Yet another part of the facility will be a self-serve area with frozen and chilled pre-prepared ready-to heat meals, and specialist hard-to-find items.
Staffing includes seven butchers, including the manager, plus an experienced chef, counter-hand, and an apprentice.
The shop will go to considerable lengths to highlight its connection with primary suppliers, including Cabassi & Co’s own fullblood and crossbred Wagyu; Manning Valley Naturally grassfed beef; and a special internally-managed line of high-performance MSA grainfed Angus beef being sold as Downunder Farms brand, sourced out of NSW, and processed at Wingham.
The long-established Cabassi Wagyu supply chain already has a strong reputation in the export and domestic wholesale market, servicing high-end resorts and restaurants in destinations like Las Vegas, Seattle, San Francisco, Singapore, Shanghai, Seoul, Fukuoka and Hong Kong.
Similarly, lamb (Tasmanian Royal), pork (Bangalow and Gooralie Free Range), veal and poultry products will all carry strong brand identity, and a ‘Natural’ segment orientation.
Wagyu will feature strongly among the beef offer at the shop, just as it has done with great success at Mr Cabassi’s existing Kobe’s Gourmet Butchery at White’s Hill.
A similar product range will be used, only extended even further at the new Indooroopilly outlet.

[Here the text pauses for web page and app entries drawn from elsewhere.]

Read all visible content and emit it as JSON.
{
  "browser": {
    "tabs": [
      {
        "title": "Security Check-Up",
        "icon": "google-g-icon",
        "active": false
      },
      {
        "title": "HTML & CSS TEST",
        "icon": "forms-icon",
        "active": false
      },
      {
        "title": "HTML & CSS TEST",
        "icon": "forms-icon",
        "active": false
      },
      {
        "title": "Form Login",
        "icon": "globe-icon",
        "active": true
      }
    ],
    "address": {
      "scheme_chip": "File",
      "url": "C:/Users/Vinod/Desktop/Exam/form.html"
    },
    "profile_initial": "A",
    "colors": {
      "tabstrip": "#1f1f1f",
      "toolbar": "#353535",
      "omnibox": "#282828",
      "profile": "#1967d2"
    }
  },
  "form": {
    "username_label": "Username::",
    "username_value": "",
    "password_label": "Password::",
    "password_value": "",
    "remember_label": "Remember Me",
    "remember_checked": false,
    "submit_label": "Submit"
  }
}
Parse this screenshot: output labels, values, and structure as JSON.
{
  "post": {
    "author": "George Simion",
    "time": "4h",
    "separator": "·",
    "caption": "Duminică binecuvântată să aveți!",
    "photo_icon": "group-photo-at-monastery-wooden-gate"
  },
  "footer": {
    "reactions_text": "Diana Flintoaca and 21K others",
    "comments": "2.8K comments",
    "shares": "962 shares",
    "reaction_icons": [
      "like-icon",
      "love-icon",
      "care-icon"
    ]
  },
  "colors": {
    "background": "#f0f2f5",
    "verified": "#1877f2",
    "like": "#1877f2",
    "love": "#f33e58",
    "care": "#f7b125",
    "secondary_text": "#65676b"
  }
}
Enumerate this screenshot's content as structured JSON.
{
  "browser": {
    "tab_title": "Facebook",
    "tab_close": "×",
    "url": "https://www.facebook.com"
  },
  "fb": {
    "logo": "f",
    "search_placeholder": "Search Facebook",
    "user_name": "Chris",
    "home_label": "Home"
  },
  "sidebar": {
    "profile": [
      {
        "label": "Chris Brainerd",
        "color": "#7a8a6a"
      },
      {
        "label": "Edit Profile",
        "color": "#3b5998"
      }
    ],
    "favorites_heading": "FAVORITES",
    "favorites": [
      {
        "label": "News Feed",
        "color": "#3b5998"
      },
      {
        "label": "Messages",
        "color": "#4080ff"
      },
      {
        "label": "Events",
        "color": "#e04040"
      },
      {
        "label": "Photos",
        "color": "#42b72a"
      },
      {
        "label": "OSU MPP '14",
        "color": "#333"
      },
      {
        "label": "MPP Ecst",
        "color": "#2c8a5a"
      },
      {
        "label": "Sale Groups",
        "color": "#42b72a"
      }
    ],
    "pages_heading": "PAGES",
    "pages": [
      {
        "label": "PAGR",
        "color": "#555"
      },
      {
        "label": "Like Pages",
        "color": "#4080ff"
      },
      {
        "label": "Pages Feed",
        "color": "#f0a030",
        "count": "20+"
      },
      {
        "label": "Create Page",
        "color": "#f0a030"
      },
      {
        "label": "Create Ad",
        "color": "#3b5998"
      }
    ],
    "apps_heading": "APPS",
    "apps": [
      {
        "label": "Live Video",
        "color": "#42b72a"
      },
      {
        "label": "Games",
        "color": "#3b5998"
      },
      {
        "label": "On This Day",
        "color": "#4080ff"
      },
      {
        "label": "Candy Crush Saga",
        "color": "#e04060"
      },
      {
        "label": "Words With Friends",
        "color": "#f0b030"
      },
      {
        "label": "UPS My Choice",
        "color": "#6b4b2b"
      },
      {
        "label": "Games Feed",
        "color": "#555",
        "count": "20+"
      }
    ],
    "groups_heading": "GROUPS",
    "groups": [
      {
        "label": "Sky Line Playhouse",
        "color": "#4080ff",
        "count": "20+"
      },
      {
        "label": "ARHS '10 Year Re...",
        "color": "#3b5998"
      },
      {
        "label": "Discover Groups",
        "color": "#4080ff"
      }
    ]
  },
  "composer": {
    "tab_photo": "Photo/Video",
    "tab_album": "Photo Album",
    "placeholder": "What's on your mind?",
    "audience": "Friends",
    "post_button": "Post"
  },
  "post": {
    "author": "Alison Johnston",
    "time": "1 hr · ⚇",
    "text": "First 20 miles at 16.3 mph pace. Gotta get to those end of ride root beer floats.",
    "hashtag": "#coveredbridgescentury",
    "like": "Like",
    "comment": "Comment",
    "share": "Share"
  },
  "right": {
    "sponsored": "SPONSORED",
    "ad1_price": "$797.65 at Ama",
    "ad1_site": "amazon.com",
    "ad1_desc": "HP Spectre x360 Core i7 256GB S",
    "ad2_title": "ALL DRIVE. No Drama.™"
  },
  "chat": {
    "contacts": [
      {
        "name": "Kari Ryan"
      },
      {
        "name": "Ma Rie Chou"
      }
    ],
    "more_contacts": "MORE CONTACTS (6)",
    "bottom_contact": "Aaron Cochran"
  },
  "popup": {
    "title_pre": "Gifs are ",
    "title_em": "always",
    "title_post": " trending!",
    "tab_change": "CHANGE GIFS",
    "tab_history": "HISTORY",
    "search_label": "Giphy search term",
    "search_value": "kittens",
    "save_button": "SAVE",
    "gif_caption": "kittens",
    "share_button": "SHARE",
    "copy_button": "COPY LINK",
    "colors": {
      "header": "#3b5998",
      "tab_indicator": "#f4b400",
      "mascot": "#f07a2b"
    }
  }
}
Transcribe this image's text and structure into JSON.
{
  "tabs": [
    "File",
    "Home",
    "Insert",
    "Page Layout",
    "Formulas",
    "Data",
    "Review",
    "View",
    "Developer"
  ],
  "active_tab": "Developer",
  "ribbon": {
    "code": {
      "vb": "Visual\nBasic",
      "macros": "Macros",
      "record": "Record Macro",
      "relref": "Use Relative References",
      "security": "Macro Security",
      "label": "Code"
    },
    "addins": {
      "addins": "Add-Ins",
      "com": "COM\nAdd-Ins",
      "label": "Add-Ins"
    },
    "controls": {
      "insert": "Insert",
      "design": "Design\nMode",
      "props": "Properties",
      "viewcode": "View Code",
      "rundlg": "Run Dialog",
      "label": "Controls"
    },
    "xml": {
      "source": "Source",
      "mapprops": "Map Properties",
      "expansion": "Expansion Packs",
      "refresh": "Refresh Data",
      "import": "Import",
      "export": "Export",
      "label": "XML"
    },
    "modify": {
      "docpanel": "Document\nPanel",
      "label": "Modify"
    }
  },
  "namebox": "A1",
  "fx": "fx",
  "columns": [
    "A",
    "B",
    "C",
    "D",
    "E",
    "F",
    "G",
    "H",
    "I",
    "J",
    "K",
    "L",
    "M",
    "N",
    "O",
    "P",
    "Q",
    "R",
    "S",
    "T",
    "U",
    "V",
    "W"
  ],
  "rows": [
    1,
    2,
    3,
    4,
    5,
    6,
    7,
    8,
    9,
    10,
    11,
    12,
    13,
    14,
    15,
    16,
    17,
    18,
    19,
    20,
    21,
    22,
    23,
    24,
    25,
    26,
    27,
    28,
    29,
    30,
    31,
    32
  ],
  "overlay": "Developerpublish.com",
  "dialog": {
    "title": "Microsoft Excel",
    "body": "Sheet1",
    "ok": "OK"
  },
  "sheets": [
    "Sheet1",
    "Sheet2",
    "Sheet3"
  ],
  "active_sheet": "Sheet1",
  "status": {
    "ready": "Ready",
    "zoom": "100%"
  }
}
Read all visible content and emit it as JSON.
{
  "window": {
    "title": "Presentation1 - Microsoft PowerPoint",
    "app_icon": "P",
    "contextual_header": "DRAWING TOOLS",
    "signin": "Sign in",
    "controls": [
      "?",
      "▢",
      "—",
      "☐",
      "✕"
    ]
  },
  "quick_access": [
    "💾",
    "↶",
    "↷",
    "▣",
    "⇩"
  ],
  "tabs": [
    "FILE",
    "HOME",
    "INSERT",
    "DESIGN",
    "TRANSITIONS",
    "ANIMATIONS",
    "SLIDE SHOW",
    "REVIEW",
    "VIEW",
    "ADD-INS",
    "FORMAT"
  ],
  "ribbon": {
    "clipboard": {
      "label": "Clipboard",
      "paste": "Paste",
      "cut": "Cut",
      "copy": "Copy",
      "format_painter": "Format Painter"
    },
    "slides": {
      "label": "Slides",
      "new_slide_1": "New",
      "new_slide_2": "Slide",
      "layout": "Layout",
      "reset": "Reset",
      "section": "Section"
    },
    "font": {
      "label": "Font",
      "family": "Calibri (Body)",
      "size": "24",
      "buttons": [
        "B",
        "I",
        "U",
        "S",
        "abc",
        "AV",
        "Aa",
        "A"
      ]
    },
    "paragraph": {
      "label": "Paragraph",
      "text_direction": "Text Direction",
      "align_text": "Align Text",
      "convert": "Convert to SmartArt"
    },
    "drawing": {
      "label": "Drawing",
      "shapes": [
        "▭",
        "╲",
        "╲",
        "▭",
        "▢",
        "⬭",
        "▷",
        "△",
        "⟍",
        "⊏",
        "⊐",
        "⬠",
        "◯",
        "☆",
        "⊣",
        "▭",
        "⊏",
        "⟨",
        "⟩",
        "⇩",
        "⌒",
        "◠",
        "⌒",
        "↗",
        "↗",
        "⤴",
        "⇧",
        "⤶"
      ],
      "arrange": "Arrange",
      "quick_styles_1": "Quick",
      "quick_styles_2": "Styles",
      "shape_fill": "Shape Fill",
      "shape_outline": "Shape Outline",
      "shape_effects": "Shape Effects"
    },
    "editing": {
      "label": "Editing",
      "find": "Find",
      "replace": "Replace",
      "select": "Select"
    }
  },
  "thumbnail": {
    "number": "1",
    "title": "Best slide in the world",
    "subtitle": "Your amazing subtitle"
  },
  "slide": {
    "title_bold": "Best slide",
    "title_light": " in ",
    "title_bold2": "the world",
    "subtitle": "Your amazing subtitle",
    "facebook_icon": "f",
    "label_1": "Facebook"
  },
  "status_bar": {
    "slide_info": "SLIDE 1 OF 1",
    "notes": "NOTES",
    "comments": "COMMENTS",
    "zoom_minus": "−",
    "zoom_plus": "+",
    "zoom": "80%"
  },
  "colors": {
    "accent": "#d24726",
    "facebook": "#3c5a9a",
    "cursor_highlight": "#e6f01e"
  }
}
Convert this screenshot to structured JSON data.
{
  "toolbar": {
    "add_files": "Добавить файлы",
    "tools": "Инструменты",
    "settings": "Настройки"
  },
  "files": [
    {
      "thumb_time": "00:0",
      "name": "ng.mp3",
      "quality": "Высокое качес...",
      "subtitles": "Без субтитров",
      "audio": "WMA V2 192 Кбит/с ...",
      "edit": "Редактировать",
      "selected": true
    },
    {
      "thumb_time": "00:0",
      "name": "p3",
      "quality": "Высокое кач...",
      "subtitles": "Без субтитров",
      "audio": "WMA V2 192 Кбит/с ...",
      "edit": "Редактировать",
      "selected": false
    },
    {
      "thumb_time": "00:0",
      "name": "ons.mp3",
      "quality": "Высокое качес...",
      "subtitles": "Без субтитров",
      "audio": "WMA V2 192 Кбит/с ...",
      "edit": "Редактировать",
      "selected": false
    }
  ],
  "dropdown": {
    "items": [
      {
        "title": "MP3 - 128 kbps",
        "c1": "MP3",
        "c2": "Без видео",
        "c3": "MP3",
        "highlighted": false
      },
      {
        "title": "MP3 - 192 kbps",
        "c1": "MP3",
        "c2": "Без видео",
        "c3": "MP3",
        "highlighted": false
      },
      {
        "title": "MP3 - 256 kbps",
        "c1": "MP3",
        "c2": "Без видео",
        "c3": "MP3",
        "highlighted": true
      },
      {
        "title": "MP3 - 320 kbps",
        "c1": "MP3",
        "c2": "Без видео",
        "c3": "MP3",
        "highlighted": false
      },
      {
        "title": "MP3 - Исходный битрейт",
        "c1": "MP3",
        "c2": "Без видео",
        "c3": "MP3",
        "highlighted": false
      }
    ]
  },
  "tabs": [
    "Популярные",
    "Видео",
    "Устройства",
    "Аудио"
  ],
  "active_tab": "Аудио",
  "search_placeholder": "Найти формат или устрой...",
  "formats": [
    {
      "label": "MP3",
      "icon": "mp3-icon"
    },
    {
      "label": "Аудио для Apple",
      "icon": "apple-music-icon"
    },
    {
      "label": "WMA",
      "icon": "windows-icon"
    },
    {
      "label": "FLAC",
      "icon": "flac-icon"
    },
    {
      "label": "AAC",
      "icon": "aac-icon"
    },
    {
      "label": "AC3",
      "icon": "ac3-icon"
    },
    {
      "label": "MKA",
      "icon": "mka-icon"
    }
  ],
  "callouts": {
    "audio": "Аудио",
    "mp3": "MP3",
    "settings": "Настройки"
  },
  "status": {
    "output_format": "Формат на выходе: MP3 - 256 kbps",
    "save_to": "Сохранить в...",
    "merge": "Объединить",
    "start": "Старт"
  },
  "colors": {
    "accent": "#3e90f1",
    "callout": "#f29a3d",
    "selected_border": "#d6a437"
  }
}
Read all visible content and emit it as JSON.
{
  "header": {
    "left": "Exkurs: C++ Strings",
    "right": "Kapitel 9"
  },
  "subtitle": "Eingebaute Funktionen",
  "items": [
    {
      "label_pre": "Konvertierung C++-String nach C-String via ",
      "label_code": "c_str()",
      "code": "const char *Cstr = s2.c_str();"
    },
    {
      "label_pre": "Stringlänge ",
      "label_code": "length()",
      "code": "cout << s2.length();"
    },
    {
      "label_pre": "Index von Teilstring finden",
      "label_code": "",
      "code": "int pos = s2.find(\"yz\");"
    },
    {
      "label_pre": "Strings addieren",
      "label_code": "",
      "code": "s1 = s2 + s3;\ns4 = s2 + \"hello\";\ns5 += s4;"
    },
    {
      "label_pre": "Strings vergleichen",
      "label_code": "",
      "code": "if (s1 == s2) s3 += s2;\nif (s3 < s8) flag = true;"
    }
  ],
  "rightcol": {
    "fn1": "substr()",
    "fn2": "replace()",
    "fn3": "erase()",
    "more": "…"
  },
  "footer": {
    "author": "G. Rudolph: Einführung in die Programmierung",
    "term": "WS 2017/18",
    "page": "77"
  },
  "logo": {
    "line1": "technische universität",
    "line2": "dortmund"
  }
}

As highlighted previously on Beef Central, the original Kobe’s Gourmet butchery arguably carries a broader range of Wagyu beef products than any other retail outlet in Australia, ranging from higher and lower marbling score steak cuts to roasts, mince, burger patties, corned beef, and a wide-range of value-added and pre-prepared Wagyu beef based items.
The central theme running through the shop’s operations, and included in the shop signage tag-line, is that the product is “Crafted by-hand, in-store, and with soul.”
“We plan to build on the performance of the raw material with a high standard of butchery skills and knowledge – an artform which has become increasingly hard to find over the past 20 years due to the encroachment of supermarkets and centralised processing,” Mr Cabassi said.
Also on the drawing board for Indooroopilly is a concept where overseas ‘guest butchers’ will visit and work in the venue for short periods, applying their own interpretation to cutting lines, such as fine slicing for Japanese and other cuisines, and value-added items. Butchers from Japan, Singapore and the UK are already showing strong interest in the ‘guest butcher’ concept, to allow them to showcase their talents to an appreciative Australian audience.
Another interesting aspect behind the Indooroopilly project is that the facility’s design was put in the hands of a specialist restaurant designer – not a butchery designer – which further blurs the lines between retail meat purveyor and food service outlet.
The design company behind the project was Round Peg Designs, and shop-fitting by TU Projects, which have developed a large number of food service/restaurant outlets previously, but has never tackled a retail butchery project brief.
The result is smart, modern and spacious with a high-quality feel, and a clear definition of the four distinctly separate retail areas. Total fit-out cost was close to $1 million.
Brisbane’s Coldroom Connection was responsible for all chilled and frozen refrigeration installation, with the smart, ultra-modern cabinets from Shop Steel. In total there is 13 lineal metres of chilled cabinet space, 4.5 metres of pre-pack cabinets and a two-metre self-serve freezer.